×
Home
Hostname: page-component-5d6d958fb5-lm9t2 Total loading time: 1.409 Render date: 2022-11-28T09:40:08.918Z Has data issue: true Feature Flags: { "shouldUseShareProductTool": true, "shouldUseHypothesis": true, "isUnsiloEnabled": true, "useRatesEcommerce": false, "displayNetworkTab": true, "displayNetworkMapGraph": false, "useSa": true } hasContentIssue true

3 - Cerebellum

from Section I - Structural and Functional Neuroanatomy

Published online by Cambridge University Press:  05 February 2013

David B. Arciniegas
Affiliation:
University of Colorado, School of Medicine
C. Alan Anderson
Affiliation:
University of Colorado, School of Medicine
Christopher M. Filley
Affiliation:
University of Colorado, School of Medicine
Get access

Summary

This chapter presents an overview and practical approach to conceptualize manifestations of cerebellar lesions and outlines the principles that govern the cerebellar contribution to cognition and emotion as well as to sensorimotor function. Lesions of the cerebellum have been regarded as producing motor impairments. The cerebellar motor syndrome is characterized by wide-based and unsteady, or ataxic, gait; incoordination, or dysmetria, of the arms and legs; articulation impairment, or dysarthria; and eye movement abnormalities that disturb vision. The cerebellar cognitive affective syndrome (CCAS) results from lesions of the posterior lobe, characterized by clinically relevant deficits in executive function, visual spatial performance, linguistic processing, and dysregulation of affect. The connections of the cerebellum with brain circuits are implicated in psychiatric illness. Applying repetitive transcranial magnetic stimulation (TMS) to the limbic cerebellum in the vermis improves psychiatric disorders such as schizophrenia by upregulating cerebellar modulation of cerebrocerebellar circuits engaged in cognition and emotion.
Type
Chapter
Information
Publisher: Cambridge University Press
Print publication year: 2013

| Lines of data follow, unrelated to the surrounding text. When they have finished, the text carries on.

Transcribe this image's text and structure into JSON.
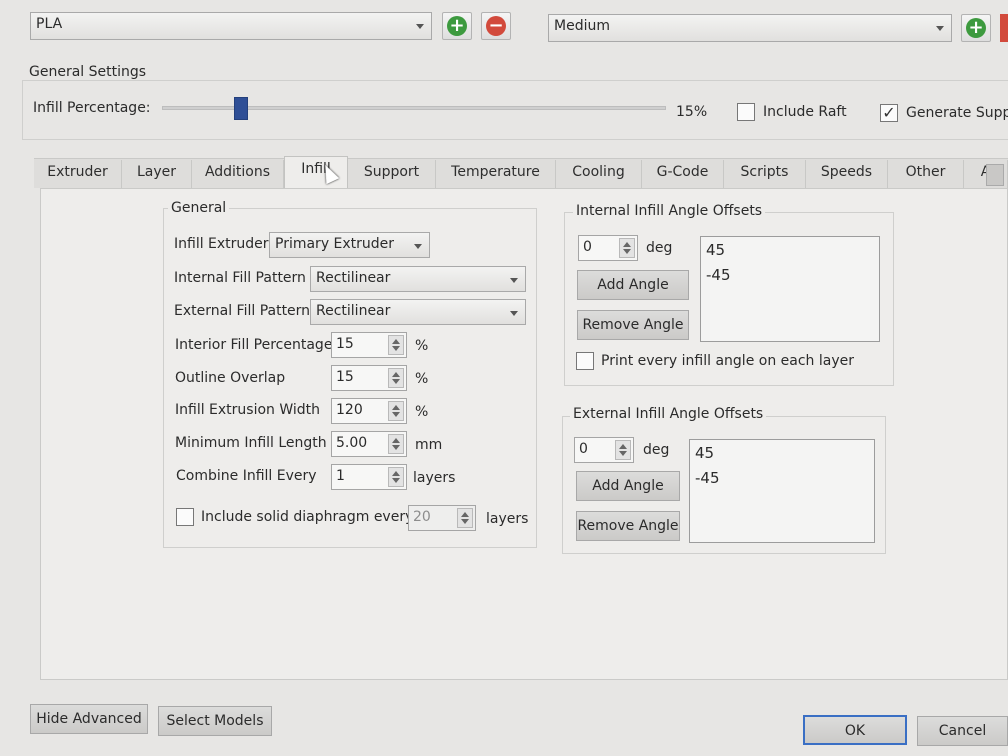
{
  "profiles": {
    "material": "PLA",
    "quality": "Medium"
  },
  "general_settings": {
    "title": "General Settings",
    "infill_label": "Infill Percentage:",
    "infill_value": "15%",
    "infill_fraction": 0.15,
    "include_raft": "Include Raft",
    "include_raft_checked": false,
    "generate_support": "Generate Suppo",
    "generate_support_checked": true
  },
  "tabs": [
    "Extruder",
    "Layer",
    "Additions",
    "Infill",
    "Support",
    "Temperature",
    "Cooling",
    "G-Code",
    "Scripts",
    "Speeds",
    "Other",
    "A"
  ],
  "active_tab": "Infill",
  "infill_general": {
    "title": "General",
    "infill_extruder_label": "Infill Extruder",
    "infill_extruder_value": "Primary Extruder",
    "internal_pattern_label": "Internal Fill Pattern",
    "internal_pattern_value": "Rectilinear",
    "external_pattern_label": "External Fill Pattern",
    "external_pattern_value": "Rectilinear",
    "interior_fill_label": "Interior Fill Percentage",
    "interior_fill_value": "15",
    "interior_fill_unit": "%",
    "outline_overlap_label": "Outline Overlap",
    "outline_overlap_value": "15",
    "outline_overlap_unit": "%",
    "extrusion_width_label": "Infill Extrusion Width",
    "extrusion_width_value": "120",
    "extrusion_width_unit": "%",
    "min_length_label": "Minimum Infill Length",
    "min_length_value": "5.00",
    "min_length_unit": "mm",
    "combine_label": "Combine Infill Every",
    "combine_value": "1",
    "combine_unit": "layers",
    "diaphragm_label": "Include solid diaphragm every",
    "diaphragm_value": "20",
    "diaphragm_unit": "layers",
    "diaphragm_checked": false
  },
  "internal_angles": {
    "title": "Internal Infill Angle Offsets",
    "angle_value": "0",
    "unit": "deg",
    "add_label": "Add Angle",
    "remove_label": "Remove Angle",
    "list": [
      "45",
      "-45"
    ],
    "print_every_label": "Print every infill angle on each layer",
    "print_every_checked": false
  },
  "external_angles": {
    "title": "External Infill Angle Offsets",
    "angle_value": "0",
    "unit": "deg",
    "add_label": "Add Angle",
    "remove_label": "Remove Angle",
    "list": [
      "45",
      "-45"
    ]
  },
  "footer": {
    "hide_advanced": "Hide Advanced",
    "select_models": "Select Models",
    "ok": "OK",
    "cancel": "Cancel"
  }
}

Access options

Get access to the full version of this content by using one of the access options below. (Log in options will check for institutional or personal access. Content may require purchase if you do not have access.)
1
Cited by

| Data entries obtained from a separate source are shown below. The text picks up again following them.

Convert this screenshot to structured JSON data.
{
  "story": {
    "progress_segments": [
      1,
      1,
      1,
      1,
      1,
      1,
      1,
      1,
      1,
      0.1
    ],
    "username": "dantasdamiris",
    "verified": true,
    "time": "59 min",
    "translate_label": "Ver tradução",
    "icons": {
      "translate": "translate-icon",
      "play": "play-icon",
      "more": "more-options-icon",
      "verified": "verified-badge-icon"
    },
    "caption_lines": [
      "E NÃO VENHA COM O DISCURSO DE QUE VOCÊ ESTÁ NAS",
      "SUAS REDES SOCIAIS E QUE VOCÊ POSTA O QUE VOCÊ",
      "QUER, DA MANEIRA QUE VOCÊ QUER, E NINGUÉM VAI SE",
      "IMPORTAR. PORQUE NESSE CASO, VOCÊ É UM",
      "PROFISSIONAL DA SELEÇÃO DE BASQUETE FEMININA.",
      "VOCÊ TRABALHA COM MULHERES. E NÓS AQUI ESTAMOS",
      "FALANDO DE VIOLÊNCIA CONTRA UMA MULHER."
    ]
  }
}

Save book to Kindle

To save this book to your Kindle, first ensure coreplatform@cambridge.org is added to your Approved Personal Document E-mail List under your Personal Document Settings on the Manage Your Content and Devices page of your Amazon account. Then enter the ‘name’ part of your Kindle email address below. Find out more about saving to your Kindle.

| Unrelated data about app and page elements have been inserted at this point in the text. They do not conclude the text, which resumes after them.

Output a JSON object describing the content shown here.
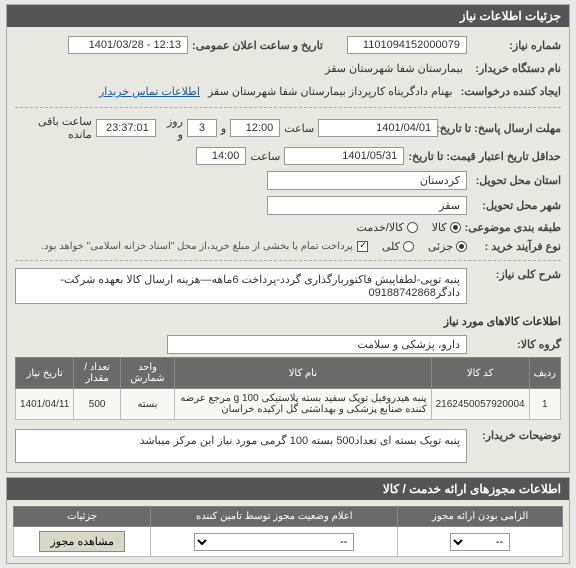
{
  "header": {
    "title": "جزئیات اطلاعات نیاز"
  },
  "form": {
    "need_no_label": "شماره نیاز:",
    "need_no": "1101094152000079",
    "public_announce_label": "تاریخ و ساعت اعلان عمومی:",
    "public_announce": "12:13 - 1401/03/28",
    "buyer_label": "نام دستگاه خریدار:",
    "buyer": "بیمارستان شفا شهرستان سقز",
    "creator_label": "ایجاد کننده درخواست:",
    "creator": "بهنام دادگریناه کارپرداز بیمارستان شفا شهرستان سقز",
    "contact_link": "اطلاعات تماس خریدار",
    "deadline_label": "مهلت ارسال پاسخ: تا تاریخ:",
    "deadline_date": "1401/04/01",
    "time_label": "ساعت",
    "deadline_time": "12:00",
    "and": "و",
    "deadline_days": "3",
    "day_label": "روز و",
    "deadline_remain": "23:37:01",
    "remain_label": "ساعت باقی مانده",
    "min_valid_label": "حداقل تاریخ اعتبار قیمت: تا تاریخ:",
    "min_valid_date": "1401/05/31",
    "min_valid_time": "14:00",
    "province_label": "استان محل تحویل:",
    "province": "کردستان",
    "city_label": "شهر محل تحویل:",
    "city": "سقز",
    "category_label": "طبقه بندی موضوعی:",
    "cat_options": {
      "kala": "کالا",
      "khadmat": "کالا/خدمت"
    },
    "process_label": "نوع فرآیند خرید :",
    "process_options": {
      "partial": "جزئی",
      "total": "کلی"
    },
    "process_note": "پرداخت تمام یا بخشی از مبلغ خرید،از محل \"اسناد خزانه اسلامی\" خواهد بود.",
    "desc_label": "شرح کلی نیاز:",
    "desc": "پنبه توپی-لطفاپیش فاکتوربارگذاری گردد-پرداخت 6ماهه—هزینه ارسال کالا بعهده شرکت-دادگر09188742868",
    "items_title": "اطلاعات کالاهای مورد نیاز",
    "group_label": "گروه کالا:",
    "group": "دارو، پزشکی و سلامت",
    "table": {
      "headers": [
        "ردیف",
        "کد کالا",
        "نام کالا",
        "واحد شمارش",
        "تعداد / مقدار",
        "تاریخ نیاز"
      ],
      "rows": [
        {
          "idx": "1",
          "code": "2162450057920004",
          "name": "پنبه هیدروفیل توپک سفید بسته پلاستیکی 100 g مرجع عرضه کننده صنایع پزشکی و بهداشتی گل ارکیده خراسان",
          "unit": "بسته",
          "qty": "500",
          "date": "1401/04/11"
        }
      ]
    },
    "buyer_notes_label": "توضیحات خریدار:",
    "buyer_notes": "پنبه توپک بسته ای تعداد500 بسته 100 گرمی مورد نیاز این مرکز میباشد"
  },
  "permits": {
    "title": "اطلاعات مجوزهای ارائه خدمت / کالا",
    "headers": [
      "الزامی بودن ارائه مجوز",
      "اعلام وضعیت مجوز توسط تامین کننده",
      "جزئیات"
    ],
    "select_placeholder": "--",
    "view_btn": "مشاهده مجوز"
  }
}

Note you can select to save to either the @free.kindle.com or @kindle.com variations. ‘@free.kindle.com’ emails are free but can only be saved to your device when it is connected to wi-fi. ‘@kindle.com’ emails can be delivered even when you are not connected to wi-fi, but note that service fees apply.

Find out more about the Kindle Personal Document Service.

Available formats
×

Save book to Dropbox

To save content items to your account, please confirm that you agree to abide by our usage policies. If this is the first time you use this feature, you will be asked to authorise Cambridge Core to connect with your account. Find out more about saving content to Dropbox.

Available formats
×

Save book to Google Drive

To save content items to your account, please confirm that you agree to abide by our usage policies. If this is the first time you use this feature, you will be asked to authorise Cambridge Core to connect with your account. Find out more about saving content to Google Drive.

Available formats
×